Alternative methods to produce lignosulfonates from spent sulfite pulping liquors and kraft lignin from black liquor of kraft pulping process are critically reviewed herein. Furthermore, options to increase the sulfonate contents of lignin‐based products are outlined and the industrial attractiveness of them is evaluated.
This evaluation includes sulfonation and sulfomethylation of lignin. To increase the sulfomethylation efficiency of lignin, various scenarios, including hydrolysis, oxidation, and hydroxymethylation, were compared. The application of sulfonated lignin‐based products is assessed and the impact of the properties of these products on the characteristics of their end‐use application is critically evaluated.
Sulfonated lignin‐based products have been used as dispersants in cement admixtures and dye solutions more than other applications, and their molecular weight and degree of sulfonation were crucial in determining their efficiency.

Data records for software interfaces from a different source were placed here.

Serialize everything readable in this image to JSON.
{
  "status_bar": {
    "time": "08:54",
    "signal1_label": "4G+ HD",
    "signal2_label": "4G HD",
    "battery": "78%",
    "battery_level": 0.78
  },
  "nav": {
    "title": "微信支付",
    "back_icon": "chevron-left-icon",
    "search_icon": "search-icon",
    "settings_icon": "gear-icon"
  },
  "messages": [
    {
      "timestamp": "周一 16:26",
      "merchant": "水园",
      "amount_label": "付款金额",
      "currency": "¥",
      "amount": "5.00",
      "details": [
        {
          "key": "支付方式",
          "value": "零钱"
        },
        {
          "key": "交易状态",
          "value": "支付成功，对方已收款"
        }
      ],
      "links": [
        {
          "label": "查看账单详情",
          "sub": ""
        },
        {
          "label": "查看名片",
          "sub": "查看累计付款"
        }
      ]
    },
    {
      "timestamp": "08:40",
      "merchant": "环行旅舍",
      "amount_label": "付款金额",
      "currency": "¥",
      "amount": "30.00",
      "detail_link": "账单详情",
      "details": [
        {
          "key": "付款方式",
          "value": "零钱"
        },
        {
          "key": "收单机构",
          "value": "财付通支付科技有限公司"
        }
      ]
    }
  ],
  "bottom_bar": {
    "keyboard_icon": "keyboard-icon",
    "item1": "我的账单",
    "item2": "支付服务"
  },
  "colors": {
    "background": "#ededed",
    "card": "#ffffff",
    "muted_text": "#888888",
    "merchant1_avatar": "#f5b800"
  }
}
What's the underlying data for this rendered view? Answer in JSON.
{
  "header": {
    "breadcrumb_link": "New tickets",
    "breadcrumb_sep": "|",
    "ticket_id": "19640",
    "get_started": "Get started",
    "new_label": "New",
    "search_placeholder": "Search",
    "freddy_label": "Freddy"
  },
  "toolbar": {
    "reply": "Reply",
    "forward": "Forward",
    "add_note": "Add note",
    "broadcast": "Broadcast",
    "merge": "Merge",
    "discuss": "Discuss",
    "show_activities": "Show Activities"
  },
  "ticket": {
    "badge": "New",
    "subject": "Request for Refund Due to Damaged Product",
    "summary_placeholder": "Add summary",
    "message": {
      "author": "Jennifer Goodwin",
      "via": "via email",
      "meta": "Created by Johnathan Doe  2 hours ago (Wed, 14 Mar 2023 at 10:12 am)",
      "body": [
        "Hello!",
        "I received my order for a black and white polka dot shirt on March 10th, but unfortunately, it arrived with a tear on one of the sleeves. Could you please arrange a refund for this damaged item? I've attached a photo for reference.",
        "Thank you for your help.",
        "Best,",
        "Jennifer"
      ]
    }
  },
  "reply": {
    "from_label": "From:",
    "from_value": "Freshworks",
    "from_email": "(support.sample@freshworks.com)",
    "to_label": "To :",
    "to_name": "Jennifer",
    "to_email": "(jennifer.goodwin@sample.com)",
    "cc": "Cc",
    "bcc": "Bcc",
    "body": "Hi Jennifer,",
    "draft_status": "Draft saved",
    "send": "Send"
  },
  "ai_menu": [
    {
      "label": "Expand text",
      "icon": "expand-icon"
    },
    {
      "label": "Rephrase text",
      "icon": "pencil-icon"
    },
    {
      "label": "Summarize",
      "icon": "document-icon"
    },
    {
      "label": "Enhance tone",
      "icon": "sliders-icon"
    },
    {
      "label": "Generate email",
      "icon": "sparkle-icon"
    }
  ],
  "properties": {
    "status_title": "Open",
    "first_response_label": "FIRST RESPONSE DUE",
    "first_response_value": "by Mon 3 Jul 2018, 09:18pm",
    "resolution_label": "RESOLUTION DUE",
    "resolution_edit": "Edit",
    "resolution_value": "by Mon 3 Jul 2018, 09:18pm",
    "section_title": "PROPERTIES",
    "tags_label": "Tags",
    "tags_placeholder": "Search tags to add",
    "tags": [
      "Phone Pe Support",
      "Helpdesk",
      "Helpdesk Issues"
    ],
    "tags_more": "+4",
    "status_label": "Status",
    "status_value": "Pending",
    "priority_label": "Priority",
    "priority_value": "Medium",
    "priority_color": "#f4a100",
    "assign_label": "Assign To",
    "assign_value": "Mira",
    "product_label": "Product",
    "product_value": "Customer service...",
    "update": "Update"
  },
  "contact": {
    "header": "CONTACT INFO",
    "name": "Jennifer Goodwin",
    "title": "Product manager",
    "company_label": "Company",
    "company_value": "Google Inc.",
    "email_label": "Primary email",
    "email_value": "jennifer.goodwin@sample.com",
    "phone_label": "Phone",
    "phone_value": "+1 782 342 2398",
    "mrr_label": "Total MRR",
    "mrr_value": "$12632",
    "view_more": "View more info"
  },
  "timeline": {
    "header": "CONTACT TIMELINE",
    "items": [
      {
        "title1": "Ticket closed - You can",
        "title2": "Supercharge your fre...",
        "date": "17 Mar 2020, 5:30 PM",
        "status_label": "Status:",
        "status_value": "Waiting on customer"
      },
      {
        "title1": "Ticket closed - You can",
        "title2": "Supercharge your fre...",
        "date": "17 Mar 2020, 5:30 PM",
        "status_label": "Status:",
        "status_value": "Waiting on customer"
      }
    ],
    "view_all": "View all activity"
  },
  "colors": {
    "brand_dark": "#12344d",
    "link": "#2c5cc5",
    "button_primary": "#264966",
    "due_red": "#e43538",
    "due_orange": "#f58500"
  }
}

The use of lignin‐based sulfonated products in composites may result in an increase in the hydrophilicity of some composites, but the sulfonated products may need to be desulfonated with an alkali and/or oxygen prior to their use in composites.
To be used as a flocculant, sulfonated lignin‐based products may need to be cross‐linked to increase their molecular weight. The challenges associated with the use of lignin‐based products in these applications are comprehensively discussed herein.
The world’s most abundant renewable resource is biomass (wood and nonwood), of which the three main components are cellulose, hemicellulose, and lignin. In woody biomass, cellulose is the most abundant biopolymer, followed by lignin, which accounts for 15–40 wt % of wood.
Lignin is also the largest natural resource of aromatic compounds.However, only 1–2 % of the 50–70 million tons of lignin produced annually is used for the production of value‐added products; this implies that it is an underutilized material.
Today, lignin is primarily used for energy generation through combustion in pulping processes. As such, it is highly advantageous to identify lignin‐based value‐added products and to develop processes for their production.